Faith Among The Disarray. Here is an insight from Matthew L. Skinner, Associate Professor of New Testament, Luther Seminary:
The most important detail to consider is the place Peter asks to go. He and his companions apparently have spent nearly the whole night struggling to get across the blasted lake before Jesus shows up near daybreak. It’s not a massive body of water, never more than seven miles across when traveling east-west. Yet they’ve not been able to traverse it, for the storm has “battered” or “thrashed” their boat. As for the churning sea, in their worldview it represents chaos and danger. Then they think they see a ghost.
It’s terror all around.
Fear erupts because they anticipate how the story will probably end. All night they have been threatened by the prospects of established boundaries being overrun. Water leaping up from its environs to pull down an entire boat. A ghost intruding into the realm of the living perhaps to claim new victims. Disciples left to die at the mercy of more powerful forces.
Then they realize: it’s Jesus, striding over the watery chaos.
So, why would Peter want to go out there? After all, Jesus himself is not exactly respecting the natural boundaries everyone is used to. There’s something scary about that, too.
I doubt Peter expects a walk on the sea will alleviate all his fears. Rather, his desire to join Jesus on the water expresses a desire for transcendence. He’s not trying to be Jesus, he’s trying to be with him. Peter wants to share Jesus’ unbounded place, to put himself beyond the forces and expectations that determine our usual existence, whether for better or for worse….
When Peter steps out of his boat, he enters a tumult. His motive isn’t to escape from threat, for he goes into a situation where the threats will now look different, into a place where Jesus is defying and reordering the assumed boundaries.

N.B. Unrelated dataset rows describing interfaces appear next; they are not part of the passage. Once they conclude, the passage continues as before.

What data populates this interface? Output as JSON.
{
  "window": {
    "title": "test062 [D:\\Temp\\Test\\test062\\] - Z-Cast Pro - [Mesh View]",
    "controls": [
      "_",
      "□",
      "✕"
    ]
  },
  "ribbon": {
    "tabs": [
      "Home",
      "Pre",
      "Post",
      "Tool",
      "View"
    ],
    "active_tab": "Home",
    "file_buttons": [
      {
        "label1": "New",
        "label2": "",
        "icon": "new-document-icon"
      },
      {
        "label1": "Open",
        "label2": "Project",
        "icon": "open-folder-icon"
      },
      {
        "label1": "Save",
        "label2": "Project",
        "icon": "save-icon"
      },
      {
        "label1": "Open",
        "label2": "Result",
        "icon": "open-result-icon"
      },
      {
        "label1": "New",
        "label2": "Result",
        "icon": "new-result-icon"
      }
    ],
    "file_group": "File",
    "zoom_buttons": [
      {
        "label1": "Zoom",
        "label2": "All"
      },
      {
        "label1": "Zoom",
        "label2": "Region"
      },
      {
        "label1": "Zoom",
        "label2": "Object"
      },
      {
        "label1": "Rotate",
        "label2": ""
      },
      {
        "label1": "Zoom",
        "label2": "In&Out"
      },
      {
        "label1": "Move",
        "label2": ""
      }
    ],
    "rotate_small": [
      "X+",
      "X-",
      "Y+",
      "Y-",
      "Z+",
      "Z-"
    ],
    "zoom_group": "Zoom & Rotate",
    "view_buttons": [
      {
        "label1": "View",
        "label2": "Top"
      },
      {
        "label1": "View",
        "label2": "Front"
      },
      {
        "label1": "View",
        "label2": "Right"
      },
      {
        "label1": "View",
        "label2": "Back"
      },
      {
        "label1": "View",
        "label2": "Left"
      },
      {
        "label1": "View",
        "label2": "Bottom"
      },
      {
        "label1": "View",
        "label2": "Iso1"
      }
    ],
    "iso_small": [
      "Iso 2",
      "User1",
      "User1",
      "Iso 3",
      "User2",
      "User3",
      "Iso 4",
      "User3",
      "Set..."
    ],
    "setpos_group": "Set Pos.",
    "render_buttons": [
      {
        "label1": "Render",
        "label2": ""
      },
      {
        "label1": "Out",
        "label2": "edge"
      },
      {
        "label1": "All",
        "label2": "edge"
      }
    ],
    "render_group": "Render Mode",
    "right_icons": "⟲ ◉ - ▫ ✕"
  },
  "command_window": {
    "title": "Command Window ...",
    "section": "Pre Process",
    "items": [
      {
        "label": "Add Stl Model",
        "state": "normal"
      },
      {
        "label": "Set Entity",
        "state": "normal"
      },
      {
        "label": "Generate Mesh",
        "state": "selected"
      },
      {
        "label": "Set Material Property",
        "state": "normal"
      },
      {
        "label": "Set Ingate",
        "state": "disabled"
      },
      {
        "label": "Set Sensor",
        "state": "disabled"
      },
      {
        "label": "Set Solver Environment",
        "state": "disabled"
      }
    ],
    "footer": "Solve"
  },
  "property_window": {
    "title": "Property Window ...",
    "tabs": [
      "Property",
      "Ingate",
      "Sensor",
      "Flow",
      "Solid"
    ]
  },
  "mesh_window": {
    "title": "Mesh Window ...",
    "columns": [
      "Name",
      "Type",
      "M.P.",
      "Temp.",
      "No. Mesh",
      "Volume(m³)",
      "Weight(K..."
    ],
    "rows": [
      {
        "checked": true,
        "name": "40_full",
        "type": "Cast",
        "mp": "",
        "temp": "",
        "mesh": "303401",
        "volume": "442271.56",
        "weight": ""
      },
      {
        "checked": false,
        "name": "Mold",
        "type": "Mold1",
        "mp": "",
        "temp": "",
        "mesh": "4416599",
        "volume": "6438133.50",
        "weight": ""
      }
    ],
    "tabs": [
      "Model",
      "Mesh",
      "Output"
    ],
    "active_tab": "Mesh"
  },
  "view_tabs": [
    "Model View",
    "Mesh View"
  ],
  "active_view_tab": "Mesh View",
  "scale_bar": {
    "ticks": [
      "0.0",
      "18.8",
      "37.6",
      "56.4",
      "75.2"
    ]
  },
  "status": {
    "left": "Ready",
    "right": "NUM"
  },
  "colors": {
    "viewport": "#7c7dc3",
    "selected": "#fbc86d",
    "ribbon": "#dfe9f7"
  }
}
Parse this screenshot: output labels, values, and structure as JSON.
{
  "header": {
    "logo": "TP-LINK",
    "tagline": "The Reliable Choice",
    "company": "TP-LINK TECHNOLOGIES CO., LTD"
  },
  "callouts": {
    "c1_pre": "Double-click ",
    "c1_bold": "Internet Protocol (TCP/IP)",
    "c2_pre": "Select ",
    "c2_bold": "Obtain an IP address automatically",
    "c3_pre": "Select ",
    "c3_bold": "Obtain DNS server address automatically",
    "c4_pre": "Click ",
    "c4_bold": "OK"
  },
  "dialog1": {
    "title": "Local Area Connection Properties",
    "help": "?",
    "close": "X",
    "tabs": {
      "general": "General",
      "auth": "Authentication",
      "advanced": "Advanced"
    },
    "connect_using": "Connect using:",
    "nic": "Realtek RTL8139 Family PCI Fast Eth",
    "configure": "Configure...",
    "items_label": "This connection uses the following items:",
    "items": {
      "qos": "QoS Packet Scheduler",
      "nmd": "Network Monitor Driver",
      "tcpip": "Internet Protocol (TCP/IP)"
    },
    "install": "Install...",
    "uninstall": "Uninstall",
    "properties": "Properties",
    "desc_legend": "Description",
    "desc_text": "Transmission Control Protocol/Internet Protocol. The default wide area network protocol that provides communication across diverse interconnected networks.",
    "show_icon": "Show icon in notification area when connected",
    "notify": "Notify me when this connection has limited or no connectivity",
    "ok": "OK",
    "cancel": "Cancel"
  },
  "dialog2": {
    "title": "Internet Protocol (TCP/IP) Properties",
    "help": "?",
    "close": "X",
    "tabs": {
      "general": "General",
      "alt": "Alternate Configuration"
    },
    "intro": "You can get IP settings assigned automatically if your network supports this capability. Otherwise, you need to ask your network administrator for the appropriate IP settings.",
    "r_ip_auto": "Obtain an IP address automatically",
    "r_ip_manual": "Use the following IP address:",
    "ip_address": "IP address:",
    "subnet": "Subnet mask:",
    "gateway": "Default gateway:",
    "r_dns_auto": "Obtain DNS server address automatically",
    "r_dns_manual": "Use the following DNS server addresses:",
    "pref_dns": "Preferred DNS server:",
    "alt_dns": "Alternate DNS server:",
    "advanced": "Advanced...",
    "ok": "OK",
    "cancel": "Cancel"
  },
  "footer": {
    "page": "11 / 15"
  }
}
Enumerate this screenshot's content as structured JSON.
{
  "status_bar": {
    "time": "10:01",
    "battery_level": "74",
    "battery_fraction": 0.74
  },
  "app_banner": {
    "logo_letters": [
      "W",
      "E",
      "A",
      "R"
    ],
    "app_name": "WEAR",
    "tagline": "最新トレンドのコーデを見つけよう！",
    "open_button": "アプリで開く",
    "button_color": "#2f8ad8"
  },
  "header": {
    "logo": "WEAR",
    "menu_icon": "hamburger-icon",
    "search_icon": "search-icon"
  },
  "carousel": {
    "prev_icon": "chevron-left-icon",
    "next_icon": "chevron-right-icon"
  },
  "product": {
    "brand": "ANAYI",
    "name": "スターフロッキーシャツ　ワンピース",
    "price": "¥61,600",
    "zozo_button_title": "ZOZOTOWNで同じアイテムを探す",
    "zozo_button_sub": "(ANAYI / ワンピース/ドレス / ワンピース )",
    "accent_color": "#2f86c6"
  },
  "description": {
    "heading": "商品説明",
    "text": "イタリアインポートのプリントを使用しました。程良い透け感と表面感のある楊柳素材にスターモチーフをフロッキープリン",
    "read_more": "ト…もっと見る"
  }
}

Isn’t this what history’s most faithful people have demonstrated? Not all of them were great believers, but they knew that if God might be encountered anywhere, God will be found in places where the regular delineations and predictable endings don’t apply as before. Sometimes incredibly turbulent places are also “thin places,” where God breaks through.
These heroes of faith find and illuminate God in settings where “the way things are” are reconfigured: where the poor receive support, the sick find comfort, and the oppressed enjoy dignity and freedom
Matthew 14:29 Peter got out of the boat and began to walk on the water toward Jesus: there are many small textual variations in the sources surrounding this one verse. The predominant and accepted understanding is that Peter got out of the boat, began to walk on the water, but after some success, ran into trouble and began to sink. The alternative readings, depending on the verb tense one discerns is being used, can also indicate that Peter intended to come to Jesus but sank from step one.
Matthew 14:31 little faith: oligopistia; of the six times the phrase occurs in the NT, five are in Matthew: 6:30 (par. Lk 12:28); 8:26; 14:31; 16:8; and 17:20). They are always descriptions of the disciples. Although Jesus calls attention to the fact that his disciples are people of little faith, he never indicates that there is anything that they can do about this. He doesn’t offer to increase their faith, nor does he give them any guidance as to what they might do to increase it themselves. One would think that if “little faith” is what’s holding these disciples back, them Jesus would tell them what to do about this problem. But he doesn’t. He points out their little faith as an explanation for why they are not making progress as quickly as they would like, but he never tells them how they can get more faith to remedy that situation.